*WORK ITEM*
Examine each line of the data. Copy the line if it includes the word "position".

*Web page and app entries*
Content starts

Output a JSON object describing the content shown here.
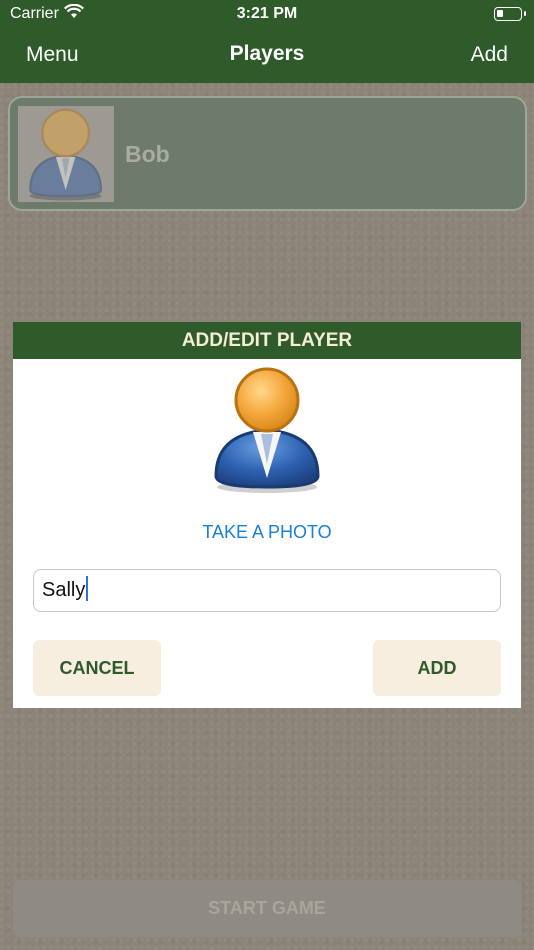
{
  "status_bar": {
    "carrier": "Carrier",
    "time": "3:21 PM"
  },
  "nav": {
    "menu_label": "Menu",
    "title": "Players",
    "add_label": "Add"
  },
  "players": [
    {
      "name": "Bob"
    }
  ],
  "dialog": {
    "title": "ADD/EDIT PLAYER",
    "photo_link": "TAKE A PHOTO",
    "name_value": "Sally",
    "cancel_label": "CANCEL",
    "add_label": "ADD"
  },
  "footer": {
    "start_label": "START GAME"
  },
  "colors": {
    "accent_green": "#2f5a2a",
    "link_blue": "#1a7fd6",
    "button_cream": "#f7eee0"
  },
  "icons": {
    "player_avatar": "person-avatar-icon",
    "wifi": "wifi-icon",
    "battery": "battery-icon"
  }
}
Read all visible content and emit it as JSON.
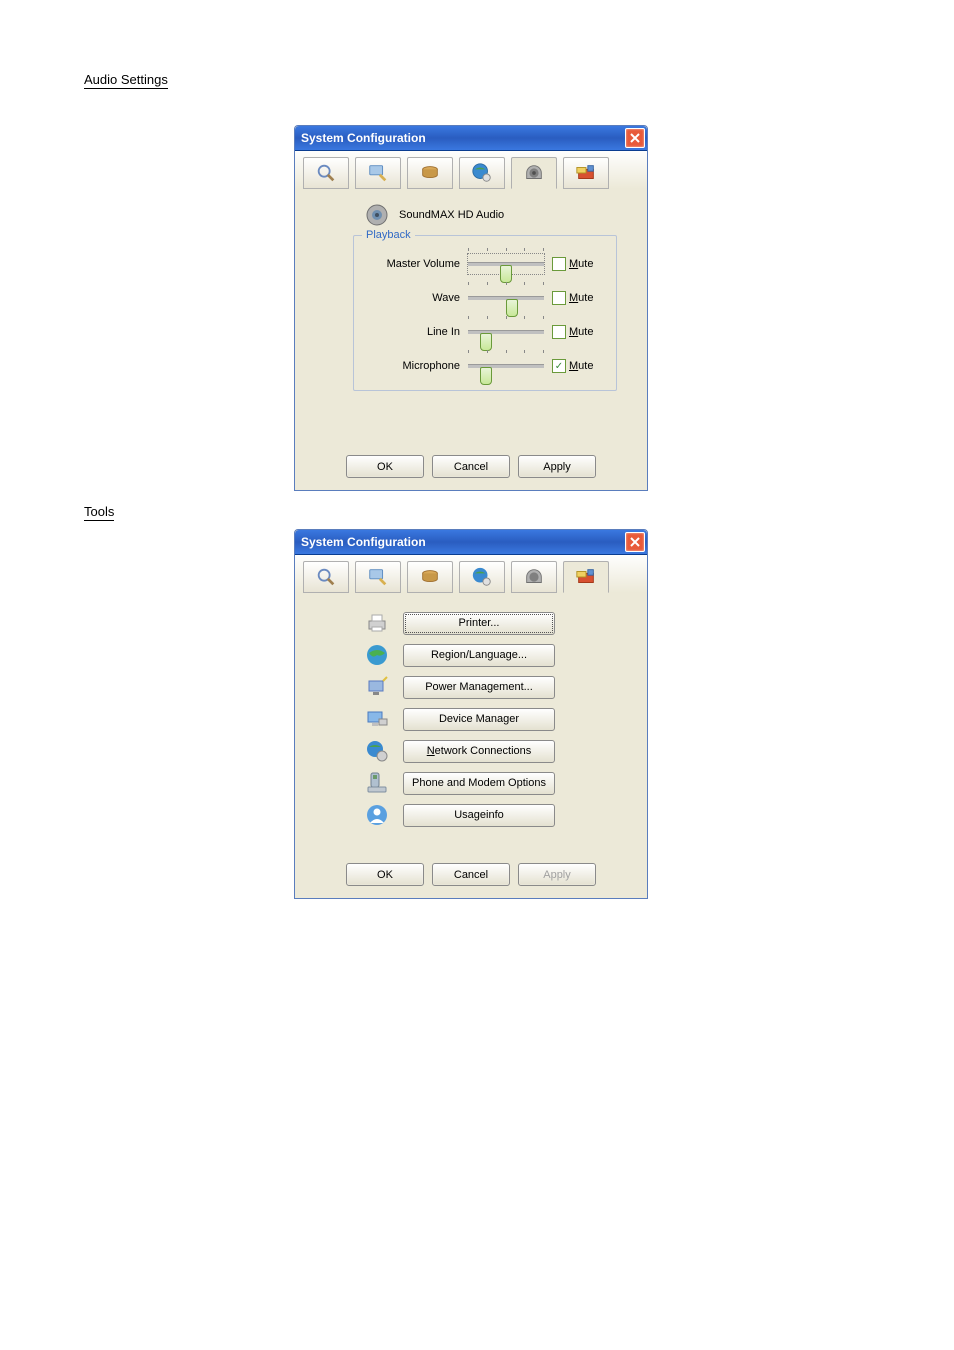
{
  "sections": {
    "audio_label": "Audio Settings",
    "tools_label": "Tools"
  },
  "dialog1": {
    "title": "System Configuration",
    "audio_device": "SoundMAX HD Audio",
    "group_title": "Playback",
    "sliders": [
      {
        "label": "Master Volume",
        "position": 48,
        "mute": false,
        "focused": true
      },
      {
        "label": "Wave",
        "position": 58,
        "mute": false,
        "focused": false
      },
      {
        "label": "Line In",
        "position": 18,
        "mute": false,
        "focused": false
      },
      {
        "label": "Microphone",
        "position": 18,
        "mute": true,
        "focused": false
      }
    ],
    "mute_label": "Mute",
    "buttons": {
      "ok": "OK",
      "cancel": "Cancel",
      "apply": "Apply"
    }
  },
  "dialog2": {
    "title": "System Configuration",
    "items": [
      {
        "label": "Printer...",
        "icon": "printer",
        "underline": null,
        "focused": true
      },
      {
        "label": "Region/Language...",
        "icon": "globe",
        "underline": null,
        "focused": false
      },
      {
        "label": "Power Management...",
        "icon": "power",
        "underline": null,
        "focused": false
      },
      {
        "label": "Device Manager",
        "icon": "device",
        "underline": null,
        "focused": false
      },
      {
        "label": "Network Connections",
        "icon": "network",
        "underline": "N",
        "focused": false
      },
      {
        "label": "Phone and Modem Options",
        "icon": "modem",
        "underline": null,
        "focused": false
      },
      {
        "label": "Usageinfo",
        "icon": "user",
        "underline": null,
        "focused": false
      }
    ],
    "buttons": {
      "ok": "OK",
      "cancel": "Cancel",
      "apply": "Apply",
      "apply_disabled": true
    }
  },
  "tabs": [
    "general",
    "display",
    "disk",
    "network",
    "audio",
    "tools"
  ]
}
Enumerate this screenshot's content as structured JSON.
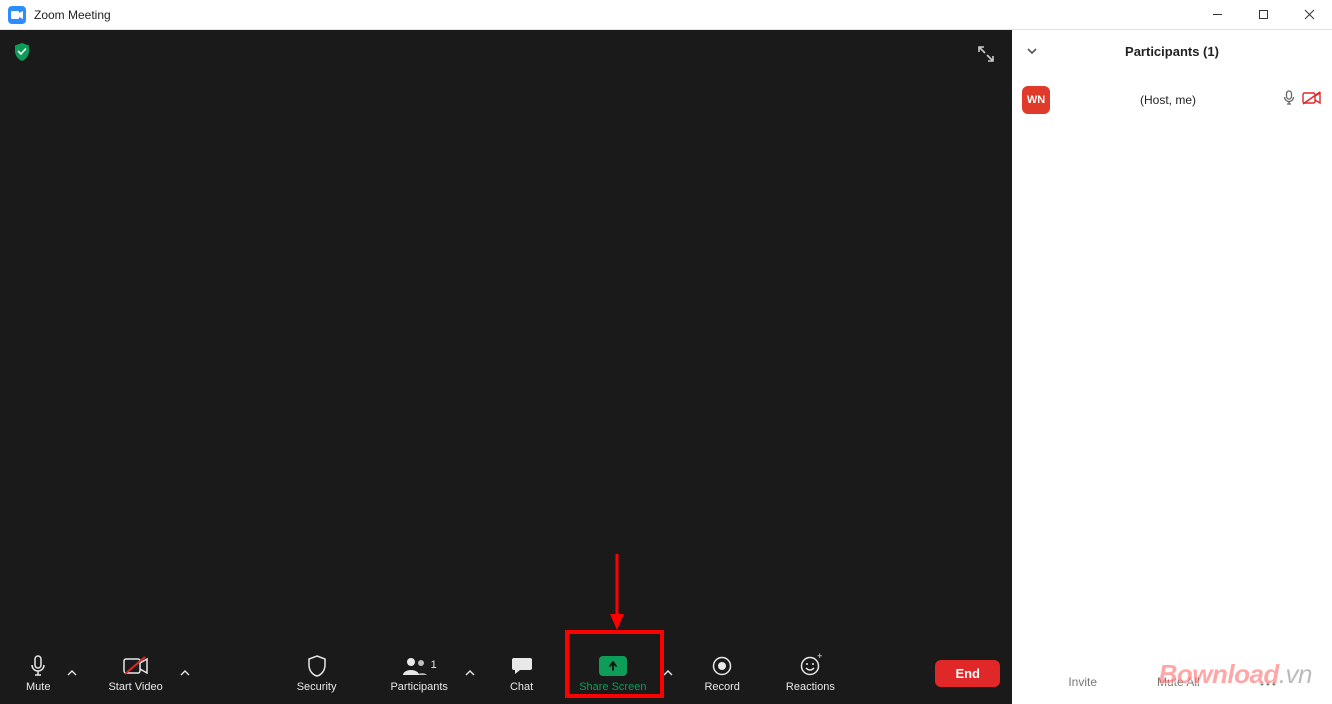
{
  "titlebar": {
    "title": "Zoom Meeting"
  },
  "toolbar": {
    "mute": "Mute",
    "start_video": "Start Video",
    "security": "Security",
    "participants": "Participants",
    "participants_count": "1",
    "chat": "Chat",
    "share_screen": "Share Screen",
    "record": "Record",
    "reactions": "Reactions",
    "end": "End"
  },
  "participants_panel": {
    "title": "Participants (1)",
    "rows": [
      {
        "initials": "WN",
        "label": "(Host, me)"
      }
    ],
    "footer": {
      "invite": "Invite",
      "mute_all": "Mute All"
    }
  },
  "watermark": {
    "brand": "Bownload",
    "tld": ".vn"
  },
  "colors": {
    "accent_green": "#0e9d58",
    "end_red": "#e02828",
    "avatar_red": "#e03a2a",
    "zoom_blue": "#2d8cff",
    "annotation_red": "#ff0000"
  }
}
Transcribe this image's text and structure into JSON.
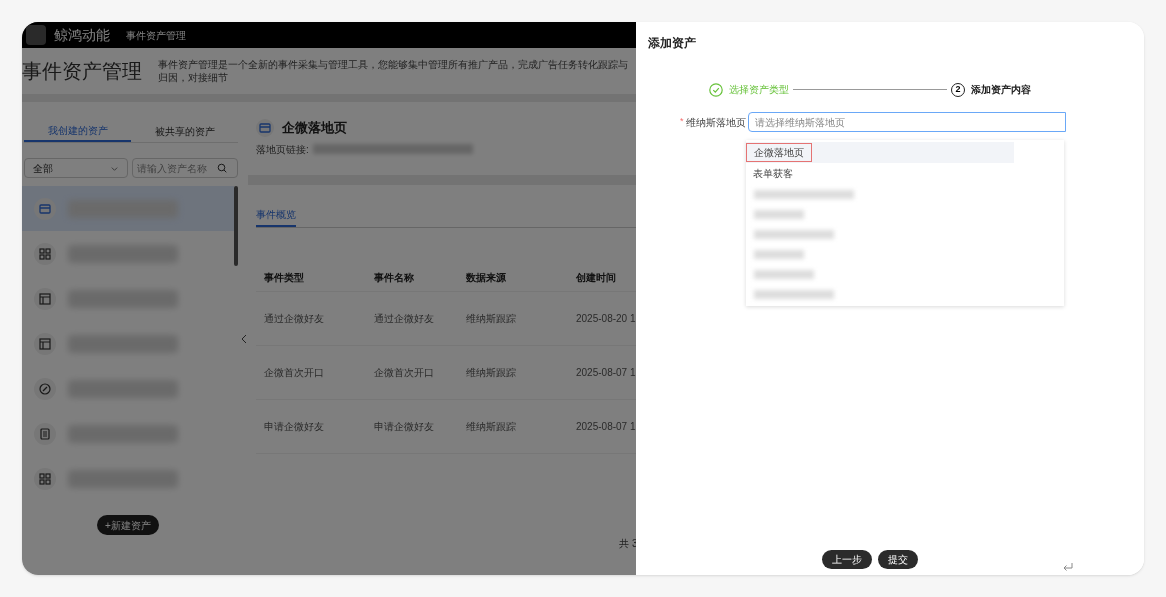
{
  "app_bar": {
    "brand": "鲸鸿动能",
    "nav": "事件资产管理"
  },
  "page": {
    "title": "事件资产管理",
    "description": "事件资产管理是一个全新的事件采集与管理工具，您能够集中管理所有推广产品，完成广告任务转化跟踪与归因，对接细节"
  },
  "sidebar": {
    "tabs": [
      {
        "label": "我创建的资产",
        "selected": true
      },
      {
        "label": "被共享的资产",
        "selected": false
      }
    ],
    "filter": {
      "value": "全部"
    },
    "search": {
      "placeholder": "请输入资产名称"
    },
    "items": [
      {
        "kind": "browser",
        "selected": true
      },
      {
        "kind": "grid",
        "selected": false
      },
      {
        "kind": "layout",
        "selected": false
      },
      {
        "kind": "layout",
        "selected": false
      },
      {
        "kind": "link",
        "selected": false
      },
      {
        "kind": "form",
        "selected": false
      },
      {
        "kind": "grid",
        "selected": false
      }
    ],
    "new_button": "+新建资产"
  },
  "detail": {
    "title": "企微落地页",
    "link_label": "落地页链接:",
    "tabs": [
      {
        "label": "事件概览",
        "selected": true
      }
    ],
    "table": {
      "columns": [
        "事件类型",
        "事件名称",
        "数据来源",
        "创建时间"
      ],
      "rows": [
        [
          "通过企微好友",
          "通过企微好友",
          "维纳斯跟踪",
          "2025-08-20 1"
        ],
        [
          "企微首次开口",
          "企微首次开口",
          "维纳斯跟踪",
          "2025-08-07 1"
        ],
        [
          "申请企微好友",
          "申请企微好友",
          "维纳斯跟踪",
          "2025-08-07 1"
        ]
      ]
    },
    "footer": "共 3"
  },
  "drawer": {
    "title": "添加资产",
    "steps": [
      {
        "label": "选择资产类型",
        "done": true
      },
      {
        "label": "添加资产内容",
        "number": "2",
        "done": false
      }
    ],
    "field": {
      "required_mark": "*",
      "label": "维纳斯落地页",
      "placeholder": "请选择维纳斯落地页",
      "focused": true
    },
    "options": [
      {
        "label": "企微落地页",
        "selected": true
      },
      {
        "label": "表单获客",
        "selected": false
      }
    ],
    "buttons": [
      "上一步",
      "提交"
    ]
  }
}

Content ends

*TASK ANSWER*
        "position": 48,
        "position": 58,
        "position": 18,
        "position": 18,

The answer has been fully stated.